  31. 31. Some suggestions: community engagement • Develop standards and guiding principles through consultation • Find out how to reach the unengaged or disengaged • Use multiple engagement strategies to achieve desired goals • Use technology, arts and media in new and different ways • Develop partnerships with local organisations • Support community leaders and recruit volunteers, especially youth • Organize formal and informal engagement • “Reporting back” and follow-up should be part of all engagement processes • Make the engagement process transparent https://www.academia.edu/9577661/Developing_Innovative_Approaches_for_Community_Engagement_in_the_Grand_Falls- Windsor_Baie_Verte_Harbour_Breton_Region
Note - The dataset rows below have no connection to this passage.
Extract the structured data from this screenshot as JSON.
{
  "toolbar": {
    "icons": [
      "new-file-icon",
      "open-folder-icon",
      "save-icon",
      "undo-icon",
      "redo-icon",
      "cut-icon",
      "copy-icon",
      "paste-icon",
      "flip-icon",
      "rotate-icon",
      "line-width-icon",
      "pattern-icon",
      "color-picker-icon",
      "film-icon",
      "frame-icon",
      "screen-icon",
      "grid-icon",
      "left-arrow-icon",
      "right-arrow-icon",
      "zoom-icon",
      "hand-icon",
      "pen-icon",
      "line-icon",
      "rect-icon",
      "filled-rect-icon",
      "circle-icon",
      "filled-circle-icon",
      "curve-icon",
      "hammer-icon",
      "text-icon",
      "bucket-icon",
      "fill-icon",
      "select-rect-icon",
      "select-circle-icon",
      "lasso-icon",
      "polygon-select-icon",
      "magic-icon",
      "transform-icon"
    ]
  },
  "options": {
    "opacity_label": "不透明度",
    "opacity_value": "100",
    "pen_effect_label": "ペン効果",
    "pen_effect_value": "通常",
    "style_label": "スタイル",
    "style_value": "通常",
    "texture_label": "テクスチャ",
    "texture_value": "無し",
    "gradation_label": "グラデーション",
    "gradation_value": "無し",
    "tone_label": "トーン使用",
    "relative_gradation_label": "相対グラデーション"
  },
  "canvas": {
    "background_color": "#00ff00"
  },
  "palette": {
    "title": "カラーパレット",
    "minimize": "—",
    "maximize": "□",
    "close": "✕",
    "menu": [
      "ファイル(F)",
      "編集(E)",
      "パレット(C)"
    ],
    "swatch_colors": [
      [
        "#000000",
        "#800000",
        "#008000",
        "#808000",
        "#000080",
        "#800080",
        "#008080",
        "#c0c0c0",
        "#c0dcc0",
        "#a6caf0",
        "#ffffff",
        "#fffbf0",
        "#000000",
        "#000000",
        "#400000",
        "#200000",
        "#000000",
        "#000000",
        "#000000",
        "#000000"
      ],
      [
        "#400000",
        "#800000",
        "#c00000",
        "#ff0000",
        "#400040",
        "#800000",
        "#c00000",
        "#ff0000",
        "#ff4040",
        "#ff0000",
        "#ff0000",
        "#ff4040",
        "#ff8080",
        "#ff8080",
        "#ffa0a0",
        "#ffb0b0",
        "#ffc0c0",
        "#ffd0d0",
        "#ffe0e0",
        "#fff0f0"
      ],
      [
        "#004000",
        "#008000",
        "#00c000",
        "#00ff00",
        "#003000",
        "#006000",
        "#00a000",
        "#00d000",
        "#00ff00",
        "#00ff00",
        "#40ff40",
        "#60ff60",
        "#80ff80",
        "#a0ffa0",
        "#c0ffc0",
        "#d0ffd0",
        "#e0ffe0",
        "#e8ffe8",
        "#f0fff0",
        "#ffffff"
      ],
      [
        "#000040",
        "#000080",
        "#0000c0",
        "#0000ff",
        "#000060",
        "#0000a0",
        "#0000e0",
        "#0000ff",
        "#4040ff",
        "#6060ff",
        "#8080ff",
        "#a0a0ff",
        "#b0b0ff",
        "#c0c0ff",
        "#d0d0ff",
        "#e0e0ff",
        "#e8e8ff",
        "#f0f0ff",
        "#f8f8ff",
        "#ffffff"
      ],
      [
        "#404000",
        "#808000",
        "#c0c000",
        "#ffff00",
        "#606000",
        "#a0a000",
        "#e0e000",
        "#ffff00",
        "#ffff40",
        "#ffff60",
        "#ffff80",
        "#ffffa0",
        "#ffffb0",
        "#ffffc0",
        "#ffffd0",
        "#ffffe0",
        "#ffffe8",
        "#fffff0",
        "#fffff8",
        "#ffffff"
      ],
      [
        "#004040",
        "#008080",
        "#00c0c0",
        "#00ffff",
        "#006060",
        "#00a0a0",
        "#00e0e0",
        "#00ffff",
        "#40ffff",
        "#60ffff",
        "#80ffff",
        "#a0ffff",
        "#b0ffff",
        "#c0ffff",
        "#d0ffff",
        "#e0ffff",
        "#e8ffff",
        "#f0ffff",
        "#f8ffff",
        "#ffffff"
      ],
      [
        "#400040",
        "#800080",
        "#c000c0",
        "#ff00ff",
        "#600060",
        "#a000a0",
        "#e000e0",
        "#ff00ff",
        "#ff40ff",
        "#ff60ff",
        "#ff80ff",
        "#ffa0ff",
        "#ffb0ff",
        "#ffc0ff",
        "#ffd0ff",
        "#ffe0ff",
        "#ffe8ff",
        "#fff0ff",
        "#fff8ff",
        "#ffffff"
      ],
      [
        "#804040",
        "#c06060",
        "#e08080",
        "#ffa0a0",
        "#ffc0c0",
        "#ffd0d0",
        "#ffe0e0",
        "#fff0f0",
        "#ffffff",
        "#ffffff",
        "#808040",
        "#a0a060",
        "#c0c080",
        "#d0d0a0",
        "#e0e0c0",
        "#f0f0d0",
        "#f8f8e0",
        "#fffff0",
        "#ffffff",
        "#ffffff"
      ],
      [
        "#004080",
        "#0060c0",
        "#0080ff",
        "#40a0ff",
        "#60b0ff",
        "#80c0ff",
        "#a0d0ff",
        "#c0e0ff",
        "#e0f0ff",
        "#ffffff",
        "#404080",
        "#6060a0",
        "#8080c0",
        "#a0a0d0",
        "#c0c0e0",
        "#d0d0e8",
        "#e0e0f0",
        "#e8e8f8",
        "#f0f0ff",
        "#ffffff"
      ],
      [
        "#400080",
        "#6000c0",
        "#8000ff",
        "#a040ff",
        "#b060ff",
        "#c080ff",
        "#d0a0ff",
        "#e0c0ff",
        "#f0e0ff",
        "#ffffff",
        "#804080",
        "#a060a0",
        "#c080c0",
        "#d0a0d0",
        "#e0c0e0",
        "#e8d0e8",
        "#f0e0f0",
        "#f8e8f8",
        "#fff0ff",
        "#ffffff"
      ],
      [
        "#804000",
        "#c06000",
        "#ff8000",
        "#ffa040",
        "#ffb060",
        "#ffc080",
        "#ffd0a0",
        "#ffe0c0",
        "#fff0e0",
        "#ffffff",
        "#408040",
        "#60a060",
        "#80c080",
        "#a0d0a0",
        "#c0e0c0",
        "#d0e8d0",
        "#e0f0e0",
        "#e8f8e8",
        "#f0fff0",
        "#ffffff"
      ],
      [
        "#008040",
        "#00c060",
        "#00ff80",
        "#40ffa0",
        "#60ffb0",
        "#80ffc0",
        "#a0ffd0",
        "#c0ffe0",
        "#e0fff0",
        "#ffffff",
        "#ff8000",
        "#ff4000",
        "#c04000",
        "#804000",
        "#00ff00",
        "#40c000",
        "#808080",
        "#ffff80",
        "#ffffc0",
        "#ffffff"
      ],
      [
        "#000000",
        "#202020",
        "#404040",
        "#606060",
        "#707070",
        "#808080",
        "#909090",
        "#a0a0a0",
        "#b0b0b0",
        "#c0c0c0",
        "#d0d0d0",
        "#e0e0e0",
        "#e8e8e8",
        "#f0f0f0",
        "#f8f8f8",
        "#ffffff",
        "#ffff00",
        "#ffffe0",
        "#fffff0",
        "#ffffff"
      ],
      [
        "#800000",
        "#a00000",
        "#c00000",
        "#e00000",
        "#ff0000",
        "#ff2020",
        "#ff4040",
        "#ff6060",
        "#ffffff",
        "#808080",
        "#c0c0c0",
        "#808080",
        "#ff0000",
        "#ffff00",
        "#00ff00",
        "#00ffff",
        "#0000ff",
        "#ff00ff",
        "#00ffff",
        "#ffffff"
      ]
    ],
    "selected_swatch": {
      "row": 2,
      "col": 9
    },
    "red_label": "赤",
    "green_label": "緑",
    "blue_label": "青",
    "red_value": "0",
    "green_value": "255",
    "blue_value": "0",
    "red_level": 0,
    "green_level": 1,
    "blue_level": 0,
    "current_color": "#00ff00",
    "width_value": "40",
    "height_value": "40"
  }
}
  32. 32. Case study Picture: Cultural District, Cremona
  33. 33. YAMAHOKO FLOAT PROCESSION, KYOTO GION FESTIVAL (JAPAN) Nominated to the RL, inscribed in 2009
  34. 34. GROUP WORK QUESTIONS Note: refer to this case and others you know 1. How can governance and policy frameworks support community engagement in safeguarding? 2. What different agencies and organizations help promote community participation? What do they do? 3. What can go wrong? For example, how might lack of coordination or different aims of different levels of government create challenges for safeguarding and engagement with communities? 4. What can be done to identify and prevent such problems?